When contact arrangements aren’t working
Last updated: 22/03/2022
What to do when contact arrangements go wrong.
When your child doesn’t want to visit their other parent
There could be various reasons why your children do not want to visit their other parent. Ask your child why the arrangements aren’t working, and listen to what they tell you. Ask your child for suggestions about how contact might work better. Your child’s other parent could also be involved in this discussion.
- As your children get older, they may want to spend more time with friends, go to activities or study for exams.
- They might not want to spend as much time with either parent, which can upset contact arrangements.
- Your child may be upset because of changes to their routines, where they live or people they meet.
Give your child time to adjust to new situations and accept that some arrangements will need to change over time
My child’s other parent doesn’t keep contact arrangements
It can be disappointing and upsetting if your child’s other parent does not see your child when planned.
Here are some tips to help deal with this:
- Try to agree contact times and places that suit everyone.
- If your child’s other parent needs to cancel ask them to do this as soon as possible so you can make other arrangements.
- Is contact by phone or Skype/Facetime an option?
- If your child’s other parent does not turn up for contact let your child know that you understand why they might be upset. Avoid criticising your child’s other parent but you do not have to make up excuses for them. It is important that your child can trust you to be honest.
- Explain to your child’s other parent why you need contact arrangements to go as planned.
- If contact arrangements are broken constantly you could think about using family mediation. It is good for your child to have contact with their other parent but they do not have a right to disrupt your lives. Relationships Scotland offer services that could help with this.
- If your child’s other parent does not want contact with their child you cannot make them. You can explain how you and your child feel and what you both want but there is no legal way to force contact.
For more information on mediation services see: Services to help arrange contact
Your own and your child’s safety during contact
If you are concerned about your child’s safety or wellbeing during contact visits, speak to a solicitor or other legal service to find out about contact options such as using a contact centre for visits.
Depending on your income, you may get Legal Assistance or Legal Aid to help pay for legal advice.

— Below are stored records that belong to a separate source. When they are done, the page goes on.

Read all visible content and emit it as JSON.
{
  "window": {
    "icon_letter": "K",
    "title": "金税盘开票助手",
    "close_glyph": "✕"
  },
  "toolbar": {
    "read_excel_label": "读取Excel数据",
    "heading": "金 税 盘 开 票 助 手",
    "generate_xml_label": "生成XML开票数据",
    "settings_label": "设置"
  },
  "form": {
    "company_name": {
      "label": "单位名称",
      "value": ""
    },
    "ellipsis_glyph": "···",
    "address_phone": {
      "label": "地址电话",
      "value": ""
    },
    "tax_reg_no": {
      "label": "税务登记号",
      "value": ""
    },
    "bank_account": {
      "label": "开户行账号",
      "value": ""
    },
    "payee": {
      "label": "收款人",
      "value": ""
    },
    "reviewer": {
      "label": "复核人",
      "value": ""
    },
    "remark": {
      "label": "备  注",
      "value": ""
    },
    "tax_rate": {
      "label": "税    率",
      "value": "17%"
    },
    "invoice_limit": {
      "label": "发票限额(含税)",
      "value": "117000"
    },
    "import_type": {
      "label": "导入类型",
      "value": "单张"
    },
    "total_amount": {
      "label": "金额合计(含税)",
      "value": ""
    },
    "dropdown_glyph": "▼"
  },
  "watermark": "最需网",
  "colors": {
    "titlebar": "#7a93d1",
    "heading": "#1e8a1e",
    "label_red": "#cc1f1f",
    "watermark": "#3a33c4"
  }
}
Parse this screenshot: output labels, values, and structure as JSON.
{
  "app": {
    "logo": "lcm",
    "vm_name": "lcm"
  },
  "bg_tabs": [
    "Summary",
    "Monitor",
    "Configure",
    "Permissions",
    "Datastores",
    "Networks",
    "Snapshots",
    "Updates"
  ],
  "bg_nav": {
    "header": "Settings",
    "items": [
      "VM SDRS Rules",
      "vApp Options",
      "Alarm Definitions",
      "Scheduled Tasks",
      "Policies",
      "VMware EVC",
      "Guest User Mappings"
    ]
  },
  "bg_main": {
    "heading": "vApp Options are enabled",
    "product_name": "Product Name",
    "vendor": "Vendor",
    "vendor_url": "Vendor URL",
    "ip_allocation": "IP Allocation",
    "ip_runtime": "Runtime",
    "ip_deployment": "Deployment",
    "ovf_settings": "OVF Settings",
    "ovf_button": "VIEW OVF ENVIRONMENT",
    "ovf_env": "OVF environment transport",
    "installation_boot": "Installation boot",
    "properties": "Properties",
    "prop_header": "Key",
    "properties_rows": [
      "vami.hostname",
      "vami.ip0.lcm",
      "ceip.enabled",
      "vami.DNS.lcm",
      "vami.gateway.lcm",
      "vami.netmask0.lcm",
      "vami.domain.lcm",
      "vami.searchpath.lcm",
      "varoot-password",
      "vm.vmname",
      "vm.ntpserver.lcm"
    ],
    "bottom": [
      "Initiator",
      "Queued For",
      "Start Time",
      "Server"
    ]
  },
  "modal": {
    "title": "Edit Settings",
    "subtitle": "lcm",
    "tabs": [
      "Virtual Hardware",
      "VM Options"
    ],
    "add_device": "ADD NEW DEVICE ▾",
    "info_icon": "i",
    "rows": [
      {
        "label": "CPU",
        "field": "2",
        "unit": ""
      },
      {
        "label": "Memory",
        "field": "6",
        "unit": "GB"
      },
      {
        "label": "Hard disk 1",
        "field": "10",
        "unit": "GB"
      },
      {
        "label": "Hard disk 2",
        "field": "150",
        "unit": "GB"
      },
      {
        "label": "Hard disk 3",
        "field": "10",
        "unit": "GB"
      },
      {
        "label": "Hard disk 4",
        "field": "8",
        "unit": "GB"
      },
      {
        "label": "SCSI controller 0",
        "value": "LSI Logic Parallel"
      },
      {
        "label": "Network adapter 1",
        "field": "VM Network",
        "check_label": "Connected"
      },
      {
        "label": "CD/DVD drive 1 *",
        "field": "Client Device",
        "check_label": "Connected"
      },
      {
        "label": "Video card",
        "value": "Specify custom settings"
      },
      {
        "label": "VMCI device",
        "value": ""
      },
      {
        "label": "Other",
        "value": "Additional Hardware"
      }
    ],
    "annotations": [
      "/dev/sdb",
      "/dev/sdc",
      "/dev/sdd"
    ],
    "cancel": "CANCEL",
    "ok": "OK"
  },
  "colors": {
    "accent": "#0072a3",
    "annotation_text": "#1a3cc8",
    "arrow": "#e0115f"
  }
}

If you have concerns for your or your child’s safety call the police on 101 for advice
What to do if you believe your child will not be returned to you after contact
If you think that your child may not be returned to you after contact you can stop contact and get legal advice.
If your child is with their other parent and you think they will not be returned to you call the police on 101.
If your child’s other parent has Parental Responsibilities and Rights they have the right to be with your child but any contact arrangements should be agreed between you. This means your child’s other parent should not take your child without your knowledge and consent.
If you’re concerned about your child not returning from another country, contact Reunite International for advice on what to do.
Speaking to your children about safety and contact
Stress to your children that they do not ever need to protect you or the other parent, and that they can tell you if they are upset, worried or frightened. Depending on their age, you could agree how they can get in touch with you or someone they trust if they don’t feel safe during contact:
- Agree a code word for using in conversation, text or email.
- Make sure your children know when and how they will be coming home.
- Let them know they can call Childline for free on 0800 1111 or the police if they feel unsafe or want to talk to someone in confidence.